● **MATERIAL SUPPLIED**
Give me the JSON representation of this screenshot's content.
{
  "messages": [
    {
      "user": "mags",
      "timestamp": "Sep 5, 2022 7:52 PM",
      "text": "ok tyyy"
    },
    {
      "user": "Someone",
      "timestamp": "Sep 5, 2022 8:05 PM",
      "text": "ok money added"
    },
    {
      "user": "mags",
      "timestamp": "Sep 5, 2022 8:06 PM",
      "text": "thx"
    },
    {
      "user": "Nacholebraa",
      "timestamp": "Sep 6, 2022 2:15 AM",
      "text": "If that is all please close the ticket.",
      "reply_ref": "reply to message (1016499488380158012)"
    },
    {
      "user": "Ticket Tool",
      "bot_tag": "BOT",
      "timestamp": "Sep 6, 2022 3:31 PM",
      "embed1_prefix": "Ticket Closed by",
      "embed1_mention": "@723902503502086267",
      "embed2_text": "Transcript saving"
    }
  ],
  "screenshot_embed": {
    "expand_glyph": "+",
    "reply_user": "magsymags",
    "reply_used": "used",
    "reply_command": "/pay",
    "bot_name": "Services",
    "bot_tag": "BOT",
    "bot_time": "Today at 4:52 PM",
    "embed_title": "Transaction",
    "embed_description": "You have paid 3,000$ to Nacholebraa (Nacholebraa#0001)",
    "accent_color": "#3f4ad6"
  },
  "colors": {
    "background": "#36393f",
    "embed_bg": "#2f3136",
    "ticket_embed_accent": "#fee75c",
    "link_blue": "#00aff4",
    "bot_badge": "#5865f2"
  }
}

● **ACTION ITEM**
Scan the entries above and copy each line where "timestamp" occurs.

● **SOLUTION TO THIS EXERCISE**
      "timestamp": "Sep 5, 2022 7:52 PM",
      "timestamp": "Sep 5, 2022 8:05 PM",
      "timestamp": "Sep 5, 2022 8:06 PM",
      "timestamp": "Sep 6, 2022 2:15 AM",
      "timestamp": "Sep 6, 2022 3:31 PM",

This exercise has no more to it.